Give the number of lines in the data below where the word "평면입체" appears, and nothing besides.
*** Opening of GIVEN RECORDS ***
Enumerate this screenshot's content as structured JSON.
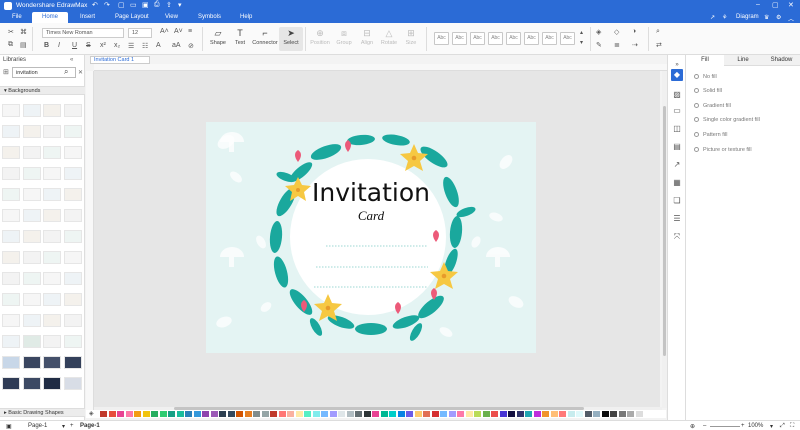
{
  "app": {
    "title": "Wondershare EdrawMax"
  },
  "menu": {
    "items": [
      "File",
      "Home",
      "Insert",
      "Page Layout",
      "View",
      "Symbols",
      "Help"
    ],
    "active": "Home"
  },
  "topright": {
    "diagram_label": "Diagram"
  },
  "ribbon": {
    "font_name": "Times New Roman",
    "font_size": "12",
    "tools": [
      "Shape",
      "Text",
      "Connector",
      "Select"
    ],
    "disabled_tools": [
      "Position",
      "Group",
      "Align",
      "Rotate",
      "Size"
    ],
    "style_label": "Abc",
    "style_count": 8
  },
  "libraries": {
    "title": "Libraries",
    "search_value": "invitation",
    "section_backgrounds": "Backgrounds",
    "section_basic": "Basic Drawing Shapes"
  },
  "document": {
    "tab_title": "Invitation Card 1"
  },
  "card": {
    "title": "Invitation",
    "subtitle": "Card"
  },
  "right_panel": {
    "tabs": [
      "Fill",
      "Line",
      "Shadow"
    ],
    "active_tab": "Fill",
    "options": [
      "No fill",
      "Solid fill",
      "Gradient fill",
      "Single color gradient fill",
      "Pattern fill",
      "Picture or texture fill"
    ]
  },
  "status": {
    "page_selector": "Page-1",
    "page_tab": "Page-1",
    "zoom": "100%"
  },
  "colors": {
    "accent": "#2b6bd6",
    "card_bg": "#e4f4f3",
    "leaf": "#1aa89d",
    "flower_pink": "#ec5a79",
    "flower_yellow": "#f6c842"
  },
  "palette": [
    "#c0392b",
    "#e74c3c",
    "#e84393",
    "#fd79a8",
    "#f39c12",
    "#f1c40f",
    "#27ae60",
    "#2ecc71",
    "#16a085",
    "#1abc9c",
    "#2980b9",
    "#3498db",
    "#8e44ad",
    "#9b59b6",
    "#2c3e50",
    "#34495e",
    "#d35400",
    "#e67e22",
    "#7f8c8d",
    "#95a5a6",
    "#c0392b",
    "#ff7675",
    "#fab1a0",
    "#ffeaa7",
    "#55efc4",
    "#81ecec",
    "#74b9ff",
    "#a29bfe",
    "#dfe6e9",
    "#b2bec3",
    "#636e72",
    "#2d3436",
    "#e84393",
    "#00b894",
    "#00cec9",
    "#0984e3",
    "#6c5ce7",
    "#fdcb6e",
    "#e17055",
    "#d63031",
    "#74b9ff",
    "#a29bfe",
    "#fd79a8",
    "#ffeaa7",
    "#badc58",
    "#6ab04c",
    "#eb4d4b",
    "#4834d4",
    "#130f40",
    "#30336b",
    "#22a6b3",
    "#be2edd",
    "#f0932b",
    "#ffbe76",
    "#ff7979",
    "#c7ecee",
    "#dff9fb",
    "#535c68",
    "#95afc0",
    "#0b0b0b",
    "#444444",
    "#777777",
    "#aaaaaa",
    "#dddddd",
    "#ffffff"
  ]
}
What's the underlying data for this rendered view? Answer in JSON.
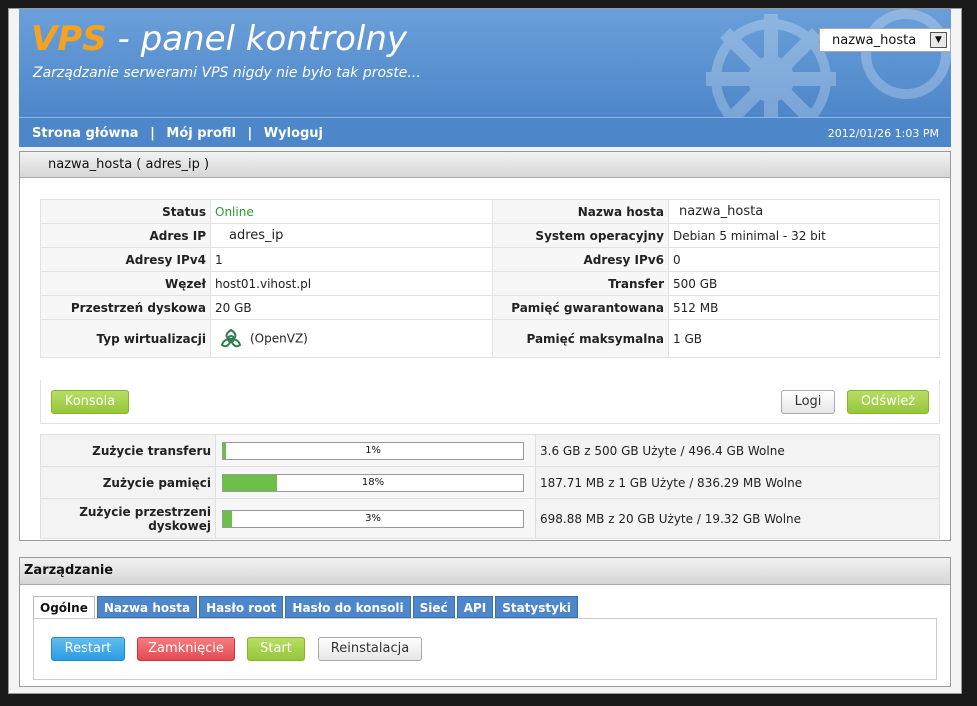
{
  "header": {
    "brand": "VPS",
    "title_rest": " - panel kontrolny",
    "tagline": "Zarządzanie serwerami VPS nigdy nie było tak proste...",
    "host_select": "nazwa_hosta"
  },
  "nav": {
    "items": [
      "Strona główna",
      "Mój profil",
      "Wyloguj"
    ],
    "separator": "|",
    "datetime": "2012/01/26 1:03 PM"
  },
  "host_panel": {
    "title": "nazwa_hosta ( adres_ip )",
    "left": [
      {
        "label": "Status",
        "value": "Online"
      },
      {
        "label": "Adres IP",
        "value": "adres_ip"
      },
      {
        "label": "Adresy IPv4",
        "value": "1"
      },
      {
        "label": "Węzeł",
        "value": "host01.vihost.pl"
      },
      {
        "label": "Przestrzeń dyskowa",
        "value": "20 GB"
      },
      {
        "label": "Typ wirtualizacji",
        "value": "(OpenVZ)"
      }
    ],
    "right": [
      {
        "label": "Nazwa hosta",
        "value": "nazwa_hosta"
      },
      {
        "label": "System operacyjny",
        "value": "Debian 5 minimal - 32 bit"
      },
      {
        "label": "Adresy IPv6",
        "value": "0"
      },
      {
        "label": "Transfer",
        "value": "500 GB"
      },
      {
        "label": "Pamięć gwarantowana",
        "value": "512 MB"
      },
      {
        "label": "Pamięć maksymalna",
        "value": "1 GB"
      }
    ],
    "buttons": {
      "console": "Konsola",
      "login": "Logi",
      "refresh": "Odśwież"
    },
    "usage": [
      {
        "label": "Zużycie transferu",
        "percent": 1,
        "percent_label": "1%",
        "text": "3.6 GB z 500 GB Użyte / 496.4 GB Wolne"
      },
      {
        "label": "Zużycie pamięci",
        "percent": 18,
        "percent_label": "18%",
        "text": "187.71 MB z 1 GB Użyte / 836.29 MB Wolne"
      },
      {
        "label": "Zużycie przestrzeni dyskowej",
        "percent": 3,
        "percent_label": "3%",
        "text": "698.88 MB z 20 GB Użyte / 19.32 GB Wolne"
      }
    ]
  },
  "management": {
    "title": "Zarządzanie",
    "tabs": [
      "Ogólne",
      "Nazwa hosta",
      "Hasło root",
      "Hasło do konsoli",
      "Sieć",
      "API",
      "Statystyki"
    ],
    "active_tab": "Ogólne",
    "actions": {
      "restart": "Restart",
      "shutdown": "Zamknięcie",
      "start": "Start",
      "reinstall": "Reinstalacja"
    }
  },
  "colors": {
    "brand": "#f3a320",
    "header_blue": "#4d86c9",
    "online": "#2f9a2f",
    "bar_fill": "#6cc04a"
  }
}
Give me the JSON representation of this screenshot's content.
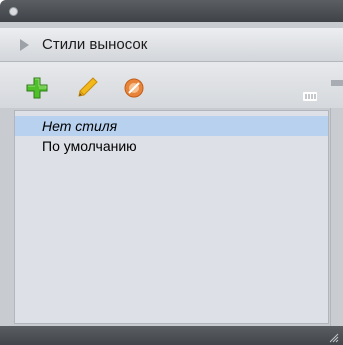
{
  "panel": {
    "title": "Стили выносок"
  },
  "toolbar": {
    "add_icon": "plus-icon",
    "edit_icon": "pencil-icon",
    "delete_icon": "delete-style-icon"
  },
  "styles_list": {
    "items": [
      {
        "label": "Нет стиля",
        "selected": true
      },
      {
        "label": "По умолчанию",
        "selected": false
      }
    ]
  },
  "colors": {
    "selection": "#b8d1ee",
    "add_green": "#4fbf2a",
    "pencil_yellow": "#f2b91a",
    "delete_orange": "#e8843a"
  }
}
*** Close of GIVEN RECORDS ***
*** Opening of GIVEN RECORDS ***
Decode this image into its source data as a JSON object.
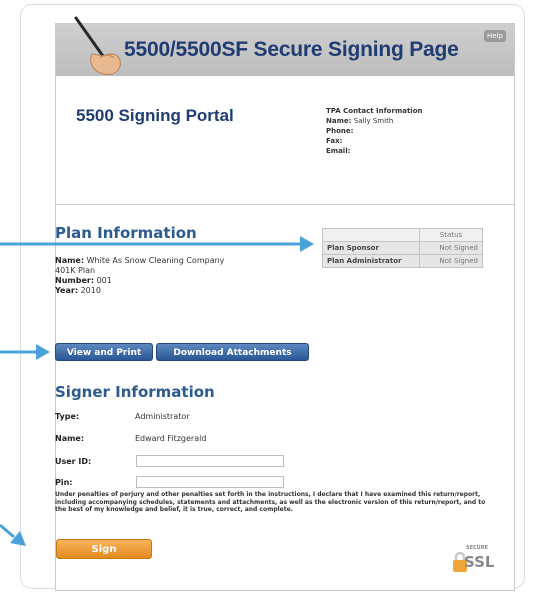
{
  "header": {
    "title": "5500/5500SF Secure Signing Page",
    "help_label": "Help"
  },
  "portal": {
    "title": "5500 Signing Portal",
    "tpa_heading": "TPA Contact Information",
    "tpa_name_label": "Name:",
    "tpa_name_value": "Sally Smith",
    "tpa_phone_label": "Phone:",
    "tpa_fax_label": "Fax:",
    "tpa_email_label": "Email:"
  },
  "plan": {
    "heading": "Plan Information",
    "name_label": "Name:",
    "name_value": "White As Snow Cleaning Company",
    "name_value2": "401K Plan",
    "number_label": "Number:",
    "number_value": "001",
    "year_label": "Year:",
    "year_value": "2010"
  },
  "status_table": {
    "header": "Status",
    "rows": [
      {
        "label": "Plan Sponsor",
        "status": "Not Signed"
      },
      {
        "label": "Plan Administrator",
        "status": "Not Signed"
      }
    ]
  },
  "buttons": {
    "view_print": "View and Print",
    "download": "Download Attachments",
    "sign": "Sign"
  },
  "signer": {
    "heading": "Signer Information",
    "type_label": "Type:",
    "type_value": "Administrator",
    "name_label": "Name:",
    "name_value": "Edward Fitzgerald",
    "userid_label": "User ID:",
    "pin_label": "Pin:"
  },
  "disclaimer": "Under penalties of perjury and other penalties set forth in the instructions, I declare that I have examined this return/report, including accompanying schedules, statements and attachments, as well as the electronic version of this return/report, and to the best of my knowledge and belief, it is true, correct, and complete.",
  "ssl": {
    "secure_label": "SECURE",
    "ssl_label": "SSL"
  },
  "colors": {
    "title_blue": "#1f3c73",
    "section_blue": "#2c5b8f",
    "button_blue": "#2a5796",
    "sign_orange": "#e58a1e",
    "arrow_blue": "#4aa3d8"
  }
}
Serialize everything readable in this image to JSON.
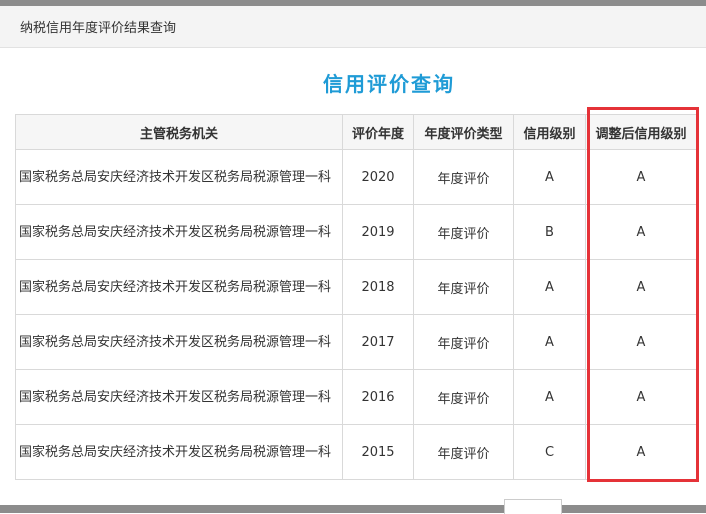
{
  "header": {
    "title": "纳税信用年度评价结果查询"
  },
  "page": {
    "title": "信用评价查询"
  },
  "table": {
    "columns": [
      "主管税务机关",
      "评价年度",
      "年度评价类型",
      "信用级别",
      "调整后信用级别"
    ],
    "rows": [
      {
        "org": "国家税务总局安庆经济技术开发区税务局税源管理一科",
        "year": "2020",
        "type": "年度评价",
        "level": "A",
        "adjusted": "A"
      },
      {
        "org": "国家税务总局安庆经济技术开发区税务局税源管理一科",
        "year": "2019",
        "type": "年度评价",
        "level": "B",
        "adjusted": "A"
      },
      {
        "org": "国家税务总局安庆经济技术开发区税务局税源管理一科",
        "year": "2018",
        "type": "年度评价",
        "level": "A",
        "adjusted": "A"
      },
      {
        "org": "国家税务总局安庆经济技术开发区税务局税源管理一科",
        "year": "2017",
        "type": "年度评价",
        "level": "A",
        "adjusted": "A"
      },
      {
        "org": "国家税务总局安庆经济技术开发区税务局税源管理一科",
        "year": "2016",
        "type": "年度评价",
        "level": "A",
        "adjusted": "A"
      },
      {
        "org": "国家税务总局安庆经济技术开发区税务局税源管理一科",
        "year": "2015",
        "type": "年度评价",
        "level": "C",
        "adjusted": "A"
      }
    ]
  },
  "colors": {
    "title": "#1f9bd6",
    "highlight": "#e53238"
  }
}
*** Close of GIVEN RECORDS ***
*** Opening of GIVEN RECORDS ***
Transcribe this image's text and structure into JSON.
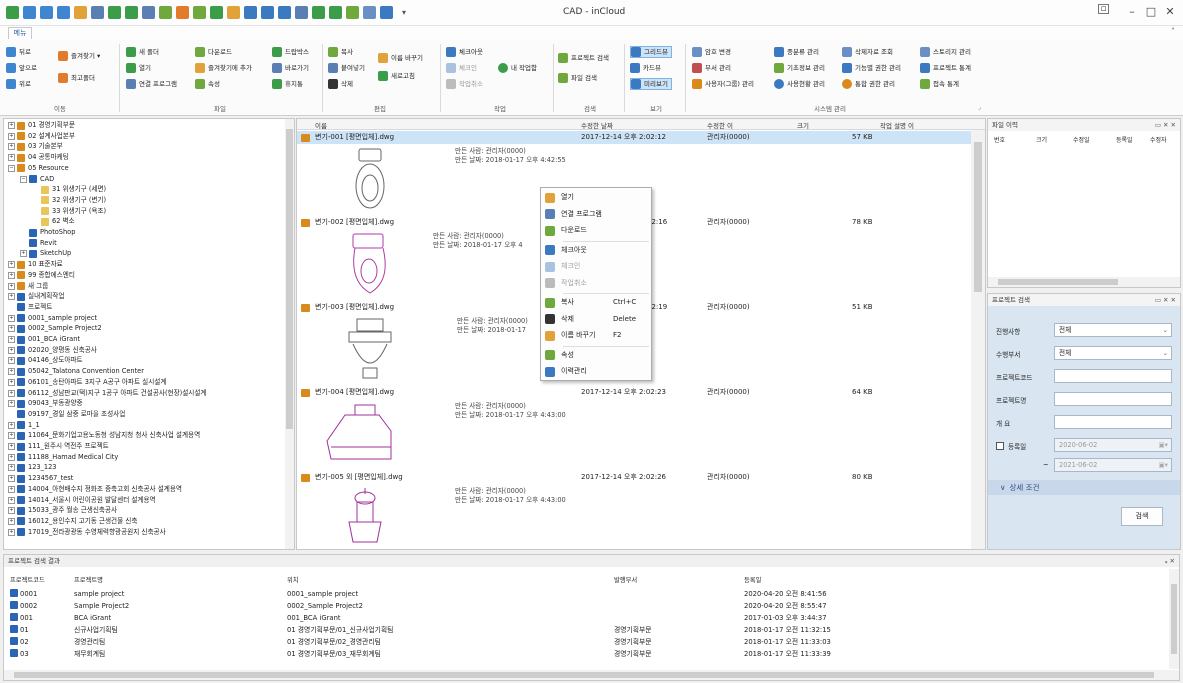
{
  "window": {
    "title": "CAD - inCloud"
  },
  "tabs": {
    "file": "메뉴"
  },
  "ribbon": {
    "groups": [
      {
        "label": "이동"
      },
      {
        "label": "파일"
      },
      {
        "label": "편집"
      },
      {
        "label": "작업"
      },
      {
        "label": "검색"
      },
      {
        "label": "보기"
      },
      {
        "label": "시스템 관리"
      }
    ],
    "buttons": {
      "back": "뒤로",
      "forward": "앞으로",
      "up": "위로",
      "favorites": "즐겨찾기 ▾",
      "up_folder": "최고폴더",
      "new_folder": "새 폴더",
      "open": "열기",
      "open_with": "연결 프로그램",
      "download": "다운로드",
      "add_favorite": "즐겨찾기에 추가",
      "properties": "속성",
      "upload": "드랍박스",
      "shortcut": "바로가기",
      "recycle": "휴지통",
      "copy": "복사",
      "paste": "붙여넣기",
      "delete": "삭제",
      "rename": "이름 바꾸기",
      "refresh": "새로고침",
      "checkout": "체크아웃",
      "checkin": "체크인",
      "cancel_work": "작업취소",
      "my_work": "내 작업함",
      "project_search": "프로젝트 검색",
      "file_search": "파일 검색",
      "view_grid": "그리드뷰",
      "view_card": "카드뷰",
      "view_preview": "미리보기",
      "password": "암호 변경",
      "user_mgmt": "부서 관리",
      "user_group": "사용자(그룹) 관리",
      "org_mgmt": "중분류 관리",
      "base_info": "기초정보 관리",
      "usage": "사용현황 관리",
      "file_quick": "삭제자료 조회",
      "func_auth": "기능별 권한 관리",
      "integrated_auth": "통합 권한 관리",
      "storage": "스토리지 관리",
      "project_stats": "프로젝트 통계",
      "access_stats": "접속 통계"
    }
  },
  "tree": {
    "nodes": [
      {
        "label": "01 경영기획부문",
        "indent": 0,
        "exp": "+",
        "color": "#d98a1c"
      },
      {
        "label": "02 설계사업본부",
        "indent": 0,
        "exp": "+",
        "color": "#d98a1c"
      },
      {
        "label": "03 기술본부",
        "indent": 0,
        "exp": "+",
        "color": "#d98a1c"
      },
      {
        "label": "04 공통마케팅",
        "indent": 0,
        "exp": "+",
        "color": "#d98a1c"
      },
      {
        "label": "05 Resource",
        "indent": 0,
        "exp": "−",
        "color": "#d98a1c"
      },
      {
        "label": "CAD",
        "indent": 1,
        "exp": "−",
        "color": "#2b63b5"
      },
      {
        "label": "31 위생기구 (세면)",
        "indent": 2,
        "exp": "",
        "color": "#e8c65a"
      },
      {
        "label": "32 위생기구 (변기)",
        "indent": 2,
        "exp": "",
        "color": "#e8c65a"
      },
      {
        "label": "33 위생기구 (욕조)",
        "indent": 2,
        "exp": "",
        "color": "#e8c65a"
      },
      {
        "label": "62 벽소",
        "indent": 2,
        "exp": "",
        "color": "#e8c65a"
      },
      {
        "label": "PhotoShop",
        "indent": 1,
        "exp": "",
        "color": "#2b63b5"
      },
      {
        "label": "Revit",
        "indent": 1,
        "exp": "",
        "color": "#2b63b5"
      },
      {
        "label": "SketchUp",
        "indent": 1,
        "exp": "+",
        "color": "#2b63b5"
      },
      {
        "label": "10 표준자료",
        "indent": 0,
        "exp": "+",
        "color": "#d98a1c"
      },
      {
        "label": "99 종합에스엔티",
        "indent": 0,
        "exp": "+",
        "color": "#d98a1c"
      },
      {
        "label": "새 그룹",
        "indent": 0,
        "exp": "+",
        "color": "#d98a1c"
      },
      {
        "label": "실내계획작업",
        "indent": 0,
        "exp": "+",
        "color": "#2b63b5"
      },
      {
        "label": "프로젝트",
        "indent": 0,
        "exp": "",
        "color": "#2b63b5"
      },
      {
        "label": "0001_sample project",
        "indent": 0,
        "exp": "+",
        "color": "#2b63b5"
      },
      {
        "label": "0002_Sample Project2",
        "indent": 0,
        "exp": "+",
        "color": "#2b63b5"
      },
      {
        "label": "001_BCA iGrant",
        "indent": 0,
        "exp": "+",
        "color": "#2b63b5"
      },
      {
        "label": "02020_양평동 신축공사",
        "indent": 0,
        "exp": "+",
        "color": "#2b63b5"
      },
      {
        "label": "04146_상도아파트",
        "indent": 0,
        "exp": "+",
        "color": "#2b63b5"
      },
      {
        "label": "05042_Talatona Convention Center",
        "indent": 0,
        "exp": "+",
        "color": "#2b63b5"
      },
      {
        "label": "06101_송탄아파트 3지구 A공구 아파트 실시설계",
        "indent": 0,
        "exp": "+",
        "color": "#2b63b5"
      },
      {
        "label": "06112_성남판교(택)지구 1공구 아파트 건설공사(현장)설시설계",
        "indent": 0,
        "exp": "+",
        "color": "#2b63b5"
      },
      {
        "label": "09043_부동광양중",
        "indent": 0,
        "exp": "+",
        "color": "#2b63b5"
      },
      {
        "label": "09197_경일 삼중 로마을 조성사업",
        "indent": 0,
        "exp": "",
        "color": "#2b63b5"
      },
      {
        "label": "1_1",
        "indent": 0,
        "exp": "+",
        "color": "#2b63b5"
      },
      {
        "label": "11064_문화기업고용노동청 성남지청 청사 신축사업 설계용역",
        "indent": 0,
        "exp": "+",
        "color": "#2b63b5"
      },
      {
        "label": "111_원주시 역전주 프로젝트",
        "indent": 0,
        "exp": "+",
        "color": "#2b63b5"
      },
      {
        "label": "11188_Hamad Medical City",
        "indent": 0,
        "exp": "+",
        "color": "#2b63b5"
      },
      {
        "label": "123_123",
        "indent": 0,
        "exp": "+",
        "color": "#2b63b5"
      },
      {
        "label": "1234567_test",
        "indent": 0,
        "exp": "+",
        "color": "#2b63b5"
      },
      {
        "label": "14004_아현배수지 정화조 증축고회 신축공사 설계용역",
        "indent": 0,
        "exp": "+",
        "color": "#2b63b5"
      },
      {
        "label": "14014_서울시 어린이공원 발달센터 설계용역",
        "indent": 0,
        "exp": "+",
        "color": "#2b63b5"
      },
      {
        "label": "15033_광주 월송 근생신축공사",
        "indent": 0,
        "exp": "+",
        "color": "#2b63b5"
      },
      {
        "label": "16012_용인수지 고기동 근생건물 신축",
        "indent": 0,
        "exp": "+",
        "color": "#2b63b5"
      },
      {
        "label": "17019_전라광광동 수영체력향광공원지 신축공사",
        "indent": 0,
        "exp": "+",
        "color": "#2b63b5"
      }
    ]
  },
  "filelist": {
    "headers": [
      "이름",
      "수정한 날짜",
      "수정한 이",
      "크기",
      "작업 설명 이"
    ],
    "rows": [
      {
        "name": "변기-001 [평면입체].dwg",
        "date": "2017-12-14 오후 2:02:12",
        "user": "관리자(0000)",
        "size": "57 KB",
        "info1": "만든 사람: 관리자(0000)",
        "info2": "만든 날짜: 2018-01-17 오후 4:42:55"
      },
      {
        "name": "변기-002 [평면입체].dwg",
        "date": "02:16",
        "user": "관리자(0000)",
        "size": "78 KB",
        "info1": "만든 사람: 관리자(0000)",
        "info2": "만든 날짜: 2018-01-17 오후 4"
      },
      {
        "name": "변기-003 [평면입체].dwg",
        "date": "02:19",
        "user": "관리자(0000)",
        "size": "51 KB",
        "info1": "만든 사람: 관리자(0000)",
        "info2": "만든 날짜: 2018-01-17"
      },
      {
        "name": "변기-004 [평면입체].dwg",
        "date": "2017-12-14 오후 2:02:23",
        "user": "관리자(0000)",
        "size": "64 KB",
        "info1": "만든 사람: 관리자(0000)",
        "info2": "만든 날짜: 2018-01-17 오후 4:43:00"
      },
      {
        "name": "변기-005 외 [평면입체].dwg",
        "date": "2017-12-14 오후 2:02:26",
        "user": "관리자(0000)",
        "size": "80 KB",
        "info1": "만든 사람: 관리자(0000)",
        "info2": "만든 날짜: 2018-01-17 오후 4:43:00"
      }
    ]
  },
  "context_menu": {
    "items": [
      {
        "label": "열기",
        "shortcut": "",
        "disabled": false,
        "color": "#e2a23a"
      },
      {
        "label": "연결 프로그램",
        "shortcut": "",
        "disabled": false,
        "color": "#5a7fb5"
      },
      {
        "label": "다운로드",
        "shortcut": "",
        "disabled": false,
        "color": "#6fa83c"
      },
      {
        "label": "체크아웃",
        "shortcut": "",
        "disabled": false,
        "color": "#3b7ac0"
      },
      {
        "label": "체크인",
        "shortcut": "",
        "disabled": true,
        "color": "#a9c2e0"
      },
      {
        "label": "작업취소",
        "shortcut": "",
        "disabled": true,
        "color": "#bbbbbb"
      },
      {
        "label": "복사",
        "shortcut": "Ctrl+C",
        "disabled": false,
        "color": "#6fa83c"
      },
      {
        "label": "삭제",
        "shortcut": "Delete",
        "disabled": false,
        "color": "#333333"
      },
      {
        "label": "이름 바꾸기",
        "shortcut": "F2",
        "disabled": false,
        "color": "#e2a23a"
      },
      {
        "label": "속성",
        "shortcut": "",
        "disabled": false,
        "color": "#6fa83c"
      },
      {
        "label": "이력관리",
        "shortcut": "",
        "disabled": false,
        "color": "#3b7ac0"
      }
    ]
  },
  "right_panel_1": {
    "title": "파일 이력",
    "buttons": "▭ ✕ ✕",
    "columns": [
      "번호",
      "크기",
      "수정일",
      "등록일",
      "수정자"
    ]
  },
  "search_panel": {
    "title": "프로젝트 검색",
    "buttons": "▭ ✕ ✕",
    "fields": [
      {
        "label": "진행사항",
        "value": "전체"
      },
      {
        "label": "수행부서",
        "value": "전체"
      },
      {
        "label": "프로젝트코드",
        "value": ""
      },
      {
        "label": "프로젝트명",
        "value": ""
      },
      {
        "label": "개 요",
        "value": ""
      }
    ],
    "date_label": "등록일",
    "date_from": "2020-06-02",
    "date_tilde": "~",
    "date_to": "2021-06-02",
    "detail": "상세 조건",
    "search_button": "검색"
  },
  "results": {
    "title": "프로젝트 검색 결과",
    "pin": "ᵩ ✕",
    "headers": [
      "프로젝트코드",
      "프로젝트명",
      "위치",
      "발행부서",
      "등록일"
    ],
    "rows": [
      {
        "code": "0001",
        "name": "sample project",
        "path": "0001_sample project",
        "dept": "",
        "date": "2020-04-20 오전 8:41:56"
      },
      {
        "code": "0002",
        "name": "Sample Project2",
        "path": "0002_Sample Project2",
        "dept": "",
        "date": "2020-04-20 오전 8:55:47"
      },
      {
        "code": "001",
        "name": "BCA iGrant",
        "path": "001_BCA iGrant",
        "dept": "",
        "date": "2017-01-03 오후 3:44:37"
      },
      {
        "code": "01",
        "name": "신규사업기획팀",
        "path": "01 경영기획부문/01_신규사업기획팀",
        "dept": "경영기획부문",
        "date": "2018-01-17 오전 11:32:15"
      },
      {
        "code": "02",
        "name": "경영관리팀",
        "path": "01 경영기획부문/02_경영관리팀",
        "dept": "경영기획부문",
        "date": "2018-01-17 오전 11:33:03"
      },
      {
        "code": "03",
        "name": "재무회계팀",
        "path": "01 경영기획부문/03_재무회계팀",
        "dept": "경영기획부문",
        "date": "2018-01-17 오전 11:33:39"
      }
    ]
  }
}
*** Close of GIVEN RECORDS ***
| ANSWER BOX |
5